§ **Activity**
Your answer should consist of the lines below that hold the word "after".
*** Begin section ***
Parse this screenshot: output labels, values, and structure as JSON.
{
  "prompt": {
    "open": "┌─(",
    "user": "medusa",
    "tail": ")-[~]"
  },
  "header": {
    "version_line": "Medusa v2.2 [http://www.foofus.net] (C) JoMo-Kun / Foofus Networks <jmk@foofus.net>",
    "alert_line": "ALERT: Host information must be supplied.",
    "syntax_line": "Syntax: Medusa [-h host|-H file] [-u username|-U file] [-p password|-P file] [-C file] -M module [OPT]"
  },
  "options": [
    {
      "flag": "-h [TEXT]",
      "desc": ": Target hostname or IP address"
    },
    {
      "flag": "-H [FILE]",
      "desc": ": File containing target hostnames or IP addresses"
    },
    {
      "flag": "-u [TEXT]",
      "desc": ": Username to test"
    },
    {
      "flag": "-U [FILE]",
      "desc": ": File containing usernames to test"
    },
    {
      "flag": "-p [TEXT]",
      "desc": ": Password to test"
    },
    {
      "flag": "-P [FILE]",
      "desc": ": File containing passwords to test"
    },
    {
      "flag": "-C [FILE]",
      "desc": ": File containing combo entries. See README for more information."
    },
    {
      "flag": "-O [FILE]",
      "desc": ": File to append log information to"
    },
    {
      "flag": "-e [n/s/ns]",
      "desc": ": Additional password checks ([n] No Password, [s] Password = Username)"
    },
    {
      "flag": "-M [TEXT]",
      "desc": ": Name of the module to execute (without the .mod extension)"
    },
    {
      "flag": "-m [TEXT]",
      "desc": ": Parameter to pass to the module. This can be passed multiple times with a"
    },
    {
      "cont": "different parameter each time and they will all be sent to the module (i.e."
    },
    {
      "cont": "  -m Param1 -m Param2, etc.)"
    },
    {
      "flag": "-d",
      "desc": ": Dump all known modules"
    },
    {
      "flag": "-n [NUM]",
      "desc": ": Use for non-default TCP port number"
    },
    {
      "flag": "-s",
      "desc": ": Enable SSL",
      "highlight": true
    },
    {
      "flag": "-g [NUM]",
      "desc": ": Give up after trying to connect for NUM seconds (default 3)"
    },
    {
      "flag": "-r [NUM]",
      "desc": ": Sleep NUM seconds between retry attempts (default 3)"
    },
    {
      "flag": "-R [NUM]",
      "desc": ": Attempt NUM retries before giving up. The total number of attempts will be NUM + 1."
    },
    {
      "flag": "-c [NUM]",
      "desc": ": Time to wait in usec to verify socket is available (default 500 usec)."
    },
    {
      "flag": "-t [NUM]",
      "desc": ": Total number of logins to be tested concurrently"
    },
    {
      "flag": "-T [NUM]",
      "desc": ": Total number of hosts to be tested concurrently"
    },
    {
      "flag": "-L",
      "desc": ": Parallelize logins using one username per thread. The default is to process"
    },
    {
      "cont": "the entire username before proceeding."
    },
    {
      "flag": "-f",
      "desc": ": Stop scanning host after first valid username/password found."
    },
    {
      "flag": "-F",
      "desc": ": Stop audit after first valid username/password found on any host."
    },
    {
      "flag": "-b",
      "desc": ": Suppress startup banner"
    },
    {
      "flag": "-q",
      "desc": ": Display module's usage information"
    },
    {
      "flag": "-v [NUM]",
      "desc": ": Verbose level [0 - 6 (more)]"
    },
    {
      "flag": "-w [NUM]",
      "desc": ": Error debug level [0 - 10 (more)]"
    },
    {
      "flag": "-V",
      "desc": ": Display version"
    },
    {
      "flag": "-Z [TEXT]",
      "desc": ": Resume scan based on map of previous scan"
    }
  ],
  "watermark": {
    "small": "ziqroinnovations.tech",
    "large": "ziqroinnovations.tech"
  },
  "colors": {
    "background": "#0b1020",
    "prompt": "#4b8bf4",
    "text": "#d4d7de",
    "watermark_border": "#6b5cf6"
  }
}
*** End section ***
§ **Solution to this problem**
      "desc": ": Give up after trying to connect for NUM seconds (default 3)"
      "desc": ": Stop scanning host after first valid username/password found."
      "desc": ": Stop audit after first valid username/password found on any host."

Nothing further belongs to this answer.